Top of GIVEN DATA

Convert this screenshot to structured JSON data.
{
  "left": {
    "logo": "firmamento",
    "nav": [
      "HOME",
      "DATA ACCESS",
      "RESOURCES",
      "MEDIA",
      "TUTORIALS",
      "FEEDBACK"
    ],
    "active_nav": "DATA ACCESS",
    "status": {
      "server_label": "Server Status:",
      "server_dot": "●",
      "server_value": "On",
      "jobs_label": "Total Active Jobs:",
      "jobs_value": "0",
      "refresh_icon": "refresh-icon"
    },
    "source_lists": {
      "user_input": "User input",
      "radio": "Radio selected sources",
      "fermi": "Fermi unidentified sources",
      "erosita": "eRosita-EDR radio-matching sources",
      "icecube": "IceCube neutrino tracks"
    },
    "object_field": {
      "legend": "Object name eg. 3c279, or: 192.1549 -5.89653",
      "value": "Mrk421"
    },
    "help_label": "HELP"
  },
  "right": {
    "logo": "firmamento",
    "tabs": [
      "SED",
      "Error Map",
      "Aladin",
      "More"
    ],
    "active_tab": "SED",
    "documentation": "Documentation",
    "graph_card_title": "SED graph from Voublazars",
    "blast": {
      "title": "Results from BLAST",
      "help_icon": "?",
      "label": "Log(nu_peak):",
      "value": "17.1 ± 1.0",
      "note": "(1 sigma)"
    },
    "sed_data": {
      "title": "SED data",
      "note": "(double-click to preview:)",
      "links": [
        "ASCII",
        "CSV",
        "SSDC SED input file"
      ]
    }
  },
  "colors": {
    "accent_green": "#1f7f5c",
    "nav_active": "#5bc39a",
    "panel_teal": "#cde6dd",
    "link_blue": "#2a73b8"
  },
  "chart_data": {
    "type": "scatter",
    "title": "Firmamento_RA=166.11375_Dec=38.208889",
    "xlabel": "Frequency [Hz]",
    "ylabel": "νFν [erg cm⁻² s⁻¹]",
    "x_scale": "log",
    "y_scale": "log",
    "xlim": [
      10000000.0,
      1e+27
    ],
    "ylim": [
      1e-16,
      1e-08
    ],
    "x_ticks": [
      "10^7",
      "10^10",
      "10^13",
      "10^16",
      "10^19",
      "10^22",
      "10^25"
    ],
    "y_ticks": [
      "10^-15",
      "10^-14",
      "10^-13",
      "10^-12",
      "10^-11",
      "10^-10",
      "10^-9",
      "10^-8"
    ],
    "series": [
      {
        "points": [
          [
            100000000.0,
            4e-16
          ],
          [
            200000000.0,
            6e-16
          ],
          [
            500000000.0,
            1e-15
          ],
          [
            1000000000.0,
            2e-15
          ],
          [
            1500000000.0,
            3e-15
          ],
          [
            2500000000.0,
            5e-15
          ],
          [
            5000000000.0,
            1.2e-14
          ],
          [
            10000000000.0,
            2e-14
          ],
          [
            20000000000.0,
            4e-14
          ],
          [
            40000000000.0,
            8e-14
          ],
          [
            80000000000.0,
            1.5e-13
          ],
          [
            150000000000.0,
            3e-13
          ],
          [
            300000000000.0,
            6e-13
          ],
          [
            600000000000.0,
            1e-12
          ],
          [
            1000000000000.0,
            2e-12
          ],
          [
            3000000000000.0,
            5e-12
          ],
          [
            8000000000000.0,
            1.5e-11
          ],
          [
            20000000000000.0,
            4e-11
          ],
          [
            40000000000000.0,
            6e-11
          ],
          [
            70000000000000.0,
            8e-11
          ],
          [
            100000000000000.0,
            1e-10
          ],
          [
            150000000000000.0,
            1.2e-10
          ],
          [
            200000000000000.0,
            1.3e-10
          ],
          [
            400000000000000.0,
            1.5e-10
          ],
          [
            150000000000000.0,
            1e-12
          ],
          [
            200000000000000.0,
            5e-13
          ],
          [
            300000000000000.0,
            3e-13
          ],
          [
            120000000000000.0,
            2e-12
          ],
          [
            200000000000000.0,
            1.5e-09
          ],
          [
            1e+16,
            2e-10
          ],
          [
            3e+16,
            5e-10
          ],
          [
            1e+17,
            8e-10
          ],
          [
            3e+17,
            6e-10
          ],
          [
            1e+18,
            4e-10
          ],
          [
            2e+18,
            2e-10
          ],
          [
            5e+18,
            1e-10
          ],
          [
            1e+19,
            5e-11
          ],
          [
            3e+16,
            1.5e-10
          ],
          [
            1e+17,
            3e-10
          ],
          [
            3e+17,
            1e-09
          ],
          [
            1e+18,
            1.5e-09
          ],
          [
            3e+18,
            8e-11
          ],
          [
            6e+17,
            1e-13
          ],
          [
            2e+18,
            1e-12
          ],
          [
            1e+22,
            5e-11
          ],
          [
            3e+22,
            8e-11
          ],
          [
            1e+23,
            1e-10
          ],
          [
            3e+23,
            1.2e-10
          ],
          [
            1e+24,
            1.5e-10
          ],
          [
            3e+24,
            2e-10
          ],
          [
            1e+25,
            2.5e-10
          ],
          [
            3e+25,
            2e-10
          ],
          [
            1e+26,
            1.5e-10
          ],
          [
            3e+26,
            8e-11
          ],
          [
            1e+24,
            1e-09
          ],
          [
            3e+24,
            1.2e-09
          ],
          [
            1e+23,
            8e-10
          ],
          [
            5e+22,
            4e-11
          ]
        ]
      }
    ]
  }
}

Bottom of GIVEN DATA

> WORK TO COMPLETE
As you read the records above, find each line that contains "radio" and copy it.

> RESPONSE TO THIS EXERCISE
      "radio": "Radio selected sources",
      "erosita": "eRosita-EDR radio-matching sources",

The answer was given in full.